▶ _REQUIRED WORK_
As the answer, give a copy of each line below that includes the word "into".

[Excerpts from a dataset]
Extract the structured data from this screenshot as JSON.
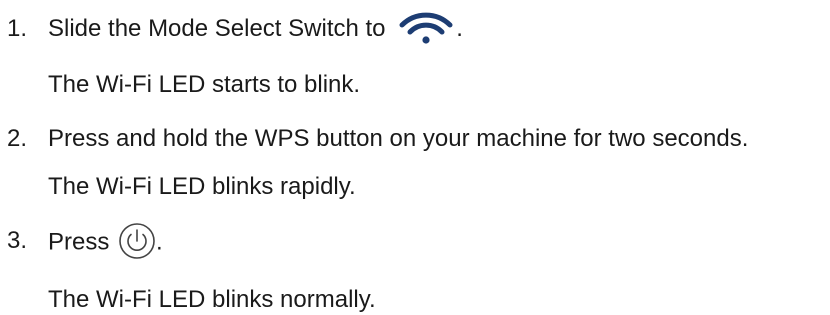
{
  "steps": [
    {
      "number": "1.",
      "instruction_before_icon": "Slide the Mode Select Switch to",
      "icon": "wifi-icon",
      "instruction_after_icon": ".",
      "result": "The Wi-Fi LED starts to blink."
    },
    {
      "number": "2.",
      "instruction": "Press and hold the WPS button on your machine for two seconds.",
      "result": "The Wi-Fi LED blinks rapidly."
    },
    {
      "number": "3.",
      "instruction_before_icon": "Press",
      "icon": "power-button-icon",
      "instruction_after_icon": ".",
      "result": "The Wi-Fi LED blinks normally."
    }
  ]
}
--
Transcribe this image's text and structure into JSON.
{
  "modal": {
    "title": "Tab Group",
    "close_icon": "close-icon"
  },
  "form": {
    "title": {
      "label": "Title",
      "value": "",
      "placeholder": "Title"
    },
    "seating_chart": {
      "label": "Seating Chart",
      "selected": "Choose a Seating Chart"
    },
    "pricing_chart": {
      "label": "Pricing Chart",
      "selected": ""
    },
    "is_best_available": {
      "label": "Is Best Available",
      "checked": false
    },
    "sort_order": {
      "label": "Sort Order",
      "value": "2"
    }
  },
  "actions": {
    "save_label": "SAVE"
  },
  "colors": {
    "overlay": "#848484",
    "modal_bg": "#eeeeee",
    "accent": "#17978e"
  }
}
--
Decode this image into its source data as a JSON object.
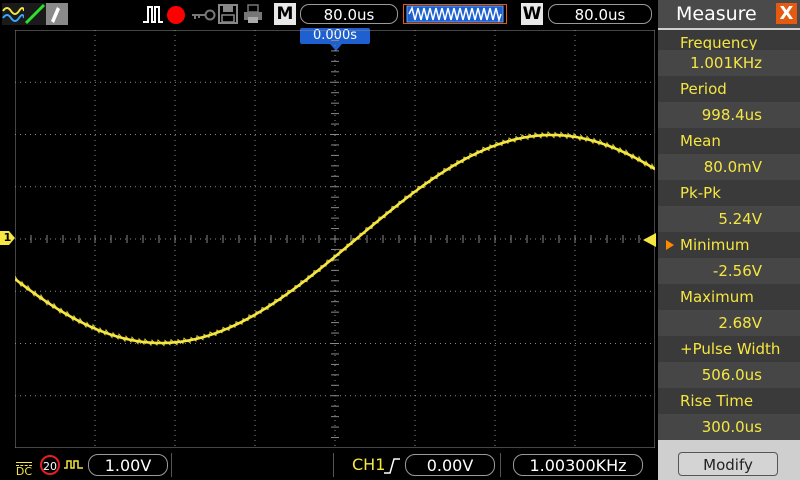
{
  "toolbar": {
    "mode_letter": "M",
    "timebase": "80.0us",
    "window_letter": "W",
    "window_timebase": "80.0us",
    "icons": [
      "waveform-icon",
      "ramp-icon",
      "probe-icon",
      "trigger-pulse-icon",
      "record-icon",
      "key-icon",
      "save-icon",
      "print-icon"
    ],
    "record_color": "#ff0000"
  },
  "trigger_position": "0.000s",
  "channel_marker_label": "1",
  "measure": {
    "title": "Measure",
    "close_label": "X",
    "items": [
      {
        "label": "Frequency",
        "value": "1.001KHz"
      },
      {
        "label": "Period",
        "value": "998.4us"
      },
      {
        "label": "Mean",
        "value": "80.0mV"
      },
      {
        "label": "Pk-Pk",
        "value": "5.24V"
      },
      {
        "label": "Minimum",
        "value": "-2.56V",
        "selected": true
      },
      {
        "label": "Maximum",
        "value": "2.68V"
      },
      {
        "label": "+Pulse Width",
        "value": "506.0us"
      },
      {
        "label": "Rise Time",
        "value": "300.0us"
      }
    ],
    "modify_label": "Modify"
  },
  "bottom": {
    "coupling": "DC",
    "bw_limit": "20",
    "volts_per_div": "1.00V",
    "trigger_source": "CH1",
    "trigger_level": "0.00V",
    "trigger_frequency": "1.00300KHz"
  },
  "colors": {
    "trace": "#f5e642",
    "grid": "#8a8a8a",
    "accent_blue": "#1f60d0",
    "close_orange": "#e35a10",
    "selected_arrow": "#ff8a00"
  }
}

▶ _WRITTEN REPLY_
Transcribe this image's text and structure into JSON.
Decode this image into its source data as a JSON object.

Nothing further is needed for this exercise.